▶ Problem statement:
All of the records below must be reproduced exactly, minus any pictures.

+++ Source material

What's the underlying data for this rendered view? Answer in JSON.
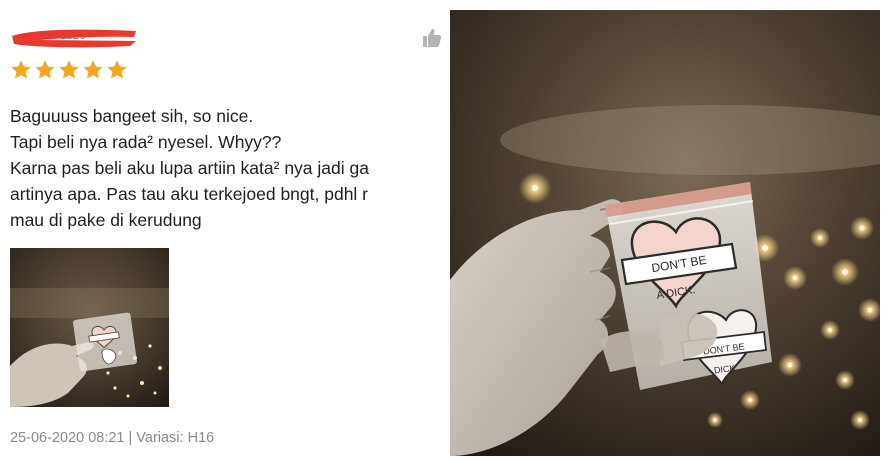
{
  "review": {
    "rating_stars": 5,
    "rating_max": 5,
    "star_color": "#f5a623",
    "username_partial": "1120",
    "lines": [
      "Baguuuss bangeet sih, so nice.",
      "Tapi beli nya rada² nyesel. Whyy??",
      "Karna pas beli aku lupa artiin kata² nya jadi ga",
      "artinya apa. Pas tau aku terkejoed bngt, pdhl r",
      "mau di pake di kerudung"
    ],
    "date": "25-06-2020 08:21",
    "separator": "|",
    "variant_label": "Variasi:",
    "variant_value": "H16"
  },
  "photo": {
    "pin_text_top": "DON'T BE",
    "pin_text_bottom": "A DICK.",
    "pin_text_small": "DON'T BE",
    "pin_text_small_bottom": "DICK."
  },
  "icons": {
    "like": "thumbs-up-icon",
    "star": "star-icon"
  }
}
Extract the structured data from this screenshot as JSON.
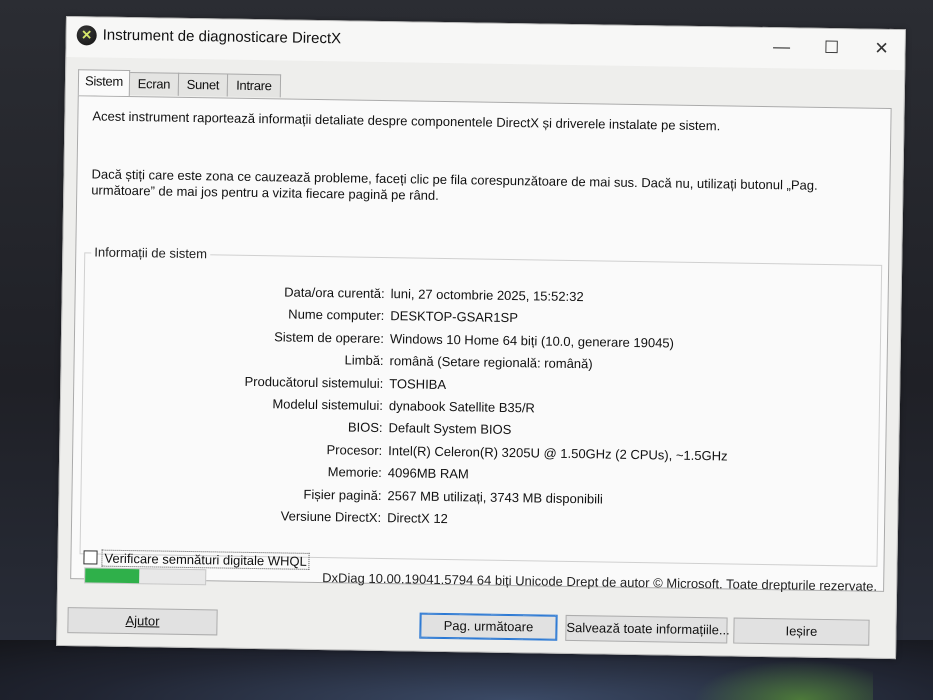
{
  "window": {
    "title": "Instrument de diagnosticare DirectX",
    "icon": "directx-x-icon",
    "controls": {
      "minimize": "—",
      "maximize": "☐",
      "close": "✕"
    }
  },
  "tabs": [
    {
      "label": "Sistem",
      "active": true
    },
    {
      "label": "Ecran",
      "active": false
    },
    {
      "label": "Sunet",
      "active": false
    },
    {
      "label": "Intrare",
      "active": false
    }
  ],
  "intro": {
    "line1": "Acest instrument raportează informații detaliate despre componentele DirectX și driverele instalate pe sistem.",
    "line2": "Dacă știți care este zona ce cauzează probleme, faceți clic pe fila corespunzătoare de mai sus. Dacă nu, utilizați butonul „Pag. următoare” de mai jos pentru a vizita fiecare pagină pe rând."
  },
  "system_info": {
    "group_title": "Informații de sistem",
    "rows": [
      {
        "label": "Data/ora curentă:",
        "value": "luni, 27 octombrie 2025, 15:52:32"
      },
      {
        "label": "Nume computer:",
        "value": "DESKTOP-GSAR1SP"
      },
      {
        "label": "Sistem de operare:",
        "value": "Windows 10 Home 64 biți (10.0, generare 19045)"
      },
      {
        "label": "Limbă:",
        "value": "română (Setare regională: română)"
      },
      {
        "label": "Producătorul sistemului:",
        "value": "TOSHIBA"
      },
      {
        "label": "Modelul sistemului:",
        "value": "dynabook Satellite B35/R"
      },
      {
        "label": "BIOS:",
        "value": "Default System BIOS"
      },
      {
        "label": "Procesor:",
        "value": "Intel(R) Celeron(R) 3205U @ 1.50GHz (2 CPUs), ~1.5GHz"
      },
      {
        "label": "Memorie:",
        "value": "4096MB RAM"
      },
      {
        "label": "Fișier pagină:",
        "value": "2567 MB utilizați, 3743 MB disponibili"
      },
      {
        "label": "Versiune DirectX:",
        "value": "DirectX 12"
      }
    ]
  },
  "whql_checkbox": {
    "label": "Verificare semnături digitale WHQL",
    "checked": false
  },
  "progress": {
    "fraction": 0.45,
    "color": "#2fb04a"
  },
  "footer_text": "DxDiag 10.00.19041.5794 64 biți Unicode  Drept de autor © Microsoft. Toate drepturile rezervate.",
  "buttons": {
    "help": "Ajutor",
    "next_page": "Pag. următoare",
    "save_all": "Salvează toate informațiile...",
    "exit": "Ieșire"
  }
}
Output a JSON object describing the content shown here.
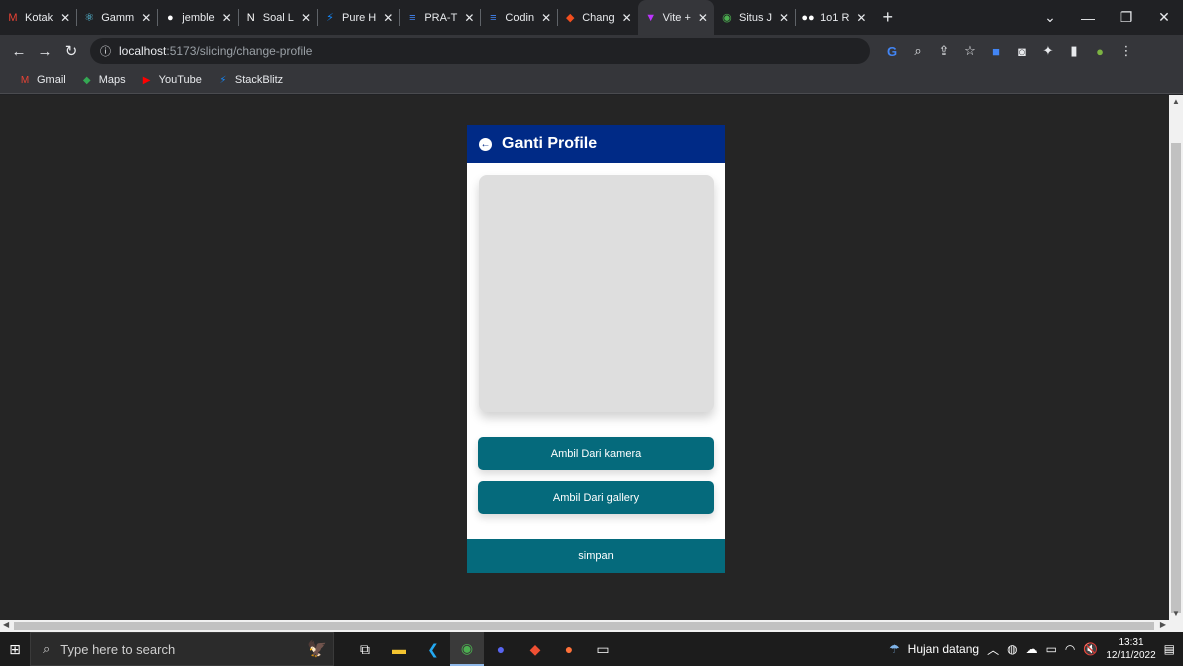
{
  "tabs": [
    {
      "label": "Kotak",
      "icon": "gmail-icon",
      "glyph": "M",
      "color": "#ea4335"
    },
    {
      "label": "Gamm",
      "icon": "react-icon",
      "glyph": "⚛",
      "color": "#61dafb"
    },
    {
      "label": "jemble",
      "icon": "github-icon",
      "glyph": "●",
      "color": "#ffffff"
    },
    {
      "label": "Soal L",
      "icon": "notion-icon",
      "glyph": "N",
      "color": "#ffffff"
    },
    {
      "label": "Pure H",
      "icon": "stackblitz-icon",
      "glyph": "⚡",
      "color": "#1389fd"
    },
    {
      "label": "PRA-T",
      "icon": "docs-icon",
      "glyph": "≡",
      "color": "#4285f4"
    },
    {
      "label": "Codin",
      "icon": "docs-icon",
      "glyph": "≡",
      "color": "#4285f4"
    },
    {
      "label": "Chang",
      "icon": "figma-icon",
      "glyph": "◆",
      "color": "#f24e1e"
    },
    {
      "label": "Vite +",
      "icon": "vite-icon",
      "glyph": "▼",
      "color": "#bd34fe"
    },
    {
      "label": "Situs J",
      "icon": "site-icon",
      "glyph": "◉",
      "color": "#4caf50"
    },
    {
      "label": "1o1 R",
      "icon": "medium-icon",
      "glyph": "●●",
      "color": "#ffffff"
    }
  ],
  "active_tab": 8,
  "address": {
    "host": "localhost",
    "path": ":5173/slicing/change-profile"
  },
  "bookmarks": [
    {
      "label": "Gmail",
      "icon": "gmail-icon",
      "glyph": "M",
      "color": "#ea4335"
    },
    {
      "label": "Maps",
      "icon": "maps-icon",
      "glyph": "◆",
      "color": "#34a853"
    },
    {
      "label": "YouTube",
      "icon": "youtube-icon",
      "glyph": "▶",
      "color": "#ff0000"
    },
    {
      "label": "StackBlitz",
      "icon": "stackblitz-icon",
      "glyph": "⚡",
      "color": "#1389fd"
    }
  ],
  "app": {
    "title": "Ganti Profile",
    "camera_button": "Ambil Dari kamera",
    "gallery_button": "Ambil Dari gallery",
    "save_button": "simpan",
    "header_color": "#002a86",
    "button_color": "#056a7c"
  },
  "taskbar": {
    "search_placeholder": "Type here to search",
    "weather": "Hujan datang",
    "time": "13:31",
    "date": "12/11/2022"
  }
}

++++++

▶ Exercise answer:
What's the underlying data for this rendered view? Answer in JSON.
{
  "review": {
    "rating_stars": 5,
    "rating_max": 5,
    "star_color": "#f5a623",
    "username_partial": "1120",
    "lines": [
      "Baguuuss bangeet sih, so nice.",
      "Tapi beli nya rada² nyesel. Whyy??",
      "Karna pas beli aku lupa artiin kata² nya jadi ga",
      "artinya apa. Pas tau aku terkejoed bngt, pdhl r",
      "mau di pake di kerudung"
    ],
    "date": "25-06-2020 08:21",
    "separator": "|",
    "variant_label": "Variasi:",
    "variant_value": "H16"
  },
  "photo": {
    "pin_text_top": "DON'T BE",
    "pin_text_bottom": "A DICK.",
    "pin_text_small": "DON'T BE",
    "pin_text_small_bottom": "DICK."
  },
  "icons": {
    "like": "thumbs-up-icon",
    "star": "star-icon"
  }
}
Extract the structured data from this screenshot as JSON.
{
  "window": {
    "title": "Instrument de diagnosticare DirectX",
    "icon": "directx-x-icon",
    "controls": {
      "minimize": "—",
      "maximize": "☐",
      "close": "✕"
    }
  },
  "tabs": [
    {
      "label": "Sistem",
      "active": true
    },
    {
      "label": "Ecran",
      "active": false
    },
    {
      "label": "Sunet",
      "active": false
    },
    {
      "label": "Intrare",
      "active": false
    }
  ],
  "intro": {
    "line1": "Acest instrument raportează informații detaliate despre componentele DirectX și driverele instalate pe sistem.",
    "line2": "Dacă știți care este zona ce cauzează probleme, faceți clic pe fila corespunzătoare de mai sus. Dacă nu, utilizați butonul „Pag. următoare” de mai jos pentru a vizita fiecare pagină pe rând."
  },
  "system_info": {
    "group_title": "Informații de sistem",
    "rows": [
      {
        "label": "Data/ora curentă:",
        "value": "luni, 27 octombrie 2025, 15:52:32"
      },
      {
        "label": "Nume computer:",
        "value": "DESKTOP-GSAR1SP"
      },
      {
        "label": "Sistem de operare:",
        "value": "Windows 10 Home 64 biți (10.0, generare 19045)"
      },
      {
        "label": "Limbă:",
        "value": "română (Setare regională: română)"
      },
      {
        "label": "Producătorul sistemului:",
        "value": "TOSHIBA"
      },
      {
        "label": "Modelul sistemului:",
        "value": "dynabook Satellite B35/R"
      },
      {
        "label": "BIOS:",
        "value": "Default System BIOS"
      },
      {
        "label": "Procesor:",
        "value": "Intel(R) Celeron(R) 3205U @ 1.50GHz (2 CPUs), ~1.5GHz"
      },
      {
        "label": "Memorie:",
        "value": "4096MB RAM"
      },
      {
        "label": "Fișier pagină:",
        "value": "2567 MB utilizați, 3743 MB disponibili"
      },
      {
        "label": "Versiune DirectX:",
        "value": "DirectX 12"
      }
    ]
  },
  "whql_checkbox": {
    "label": "Verificare semnături digitale WHQL",
    "checked": false
  },
  "progress": {
    "fraction": 0.45,
    "color": "#2fb04a"
  },
  "footer_text": "DxDiag 10.00.19041.5794 64 biți Unicode  Drept de autor © Microsoft. Toate drepturile rezervate.",
  "buttons": {
    "help": "Ajutor",
    "next_page": "Pag. următoare",
    "save_all": "Salvează toate informațiile...",
    "exit": "Ieșire"
  }
}
Output a JSON object describing the content shown here.
{
  "tabs": [
    {
      "label": "Kotak",
      "icon": "gmail-icon",
      "glyph": "M",
      "color": "#ea4335"
    },
    {
      "label": "Gamm",
      "icon": "react-icon",
      "glyph": "⚛",
      "color": "#61dafb"
    },
    {
      "label": "jemble",
      "icon": "github-icon",
      "glyph": "●",
      "color": "#ffffff"
    },
    {
      "label": "Soal L",
      "icon": "notion-icon",
      "glyph": "N",
      "color": "#ffffff"
    },
    {
      "label": "Pure H",
      "icon": "stackblitz-icon",
      "glyph": "⚡",
      "color": "#1389fd"
    },
    {
      "label": "PRA-T",
      "icon": "docs-icon",
      "glyph": "≡",
      "color": "#4285f4"
    },
    {
      "label": "Codin",
      "icon": "docs-icon",
      "glyph": "≡",
      "color": "#4285f4"
    },
    {
      "label": "Chang",
      "icon": "figma-icon",
      "glyph": "◆",
      "color": "#f24e1e"
    },
    {
      "label": "Vite +",
      "icon": "vite-icon",
      "glyph": "▼",
      "color": "#bd34fe"
    },
    {
      "label": "Situs J",
      "icon": "site-icon",
      "glyph": "◉",
      "color": "#4caf50"
    },
    {
      "label": "1o1 R",
      "icon": "medium-icon",
      "glyph": "●●",
      "color": "#ffffff"
    }
  ],
  "active_tab": 8,
  "address": {
    "host": "localhost",
    "path": ":5173/slicing/change-profile"
  },
  "bookmarks": [
    {
      "label": "Gmail",
      "icon": "gmail-icon",
      "glyph": "M",
      "color": "#ea4335"
    },
    {
      "label": "Maps",
      "icon": "maps-icon",
      "glyph": "◆",
      "color": "#34a853"
    },
    {
      "label": "YouTube",
      "icon": "youtube-icon",
      "glyph": "▶",
      "color": "#ff0000"
    },
    {
      "label": "StackBlitz",
      "icon": "stackblitz-icon",
      "glyph": "⚡",
      "color": "#1389fd"
    }
  ],
  "app": {
    "title": "Ganti Profile",
    "camera_button": "Ambil Dari kamera",
    "gallery_button": "Ambil Dari gallery",
    "save_button": "simpan",
    "header_color": "#002a86",
    "button_color": "#056a7c"
  },
  "taskbar": {
    "search_placeholder": "Type here to search",
    "weather": "Hujan datang",
    "time": "13:31",
    "date": "12/11/2022"
  }
}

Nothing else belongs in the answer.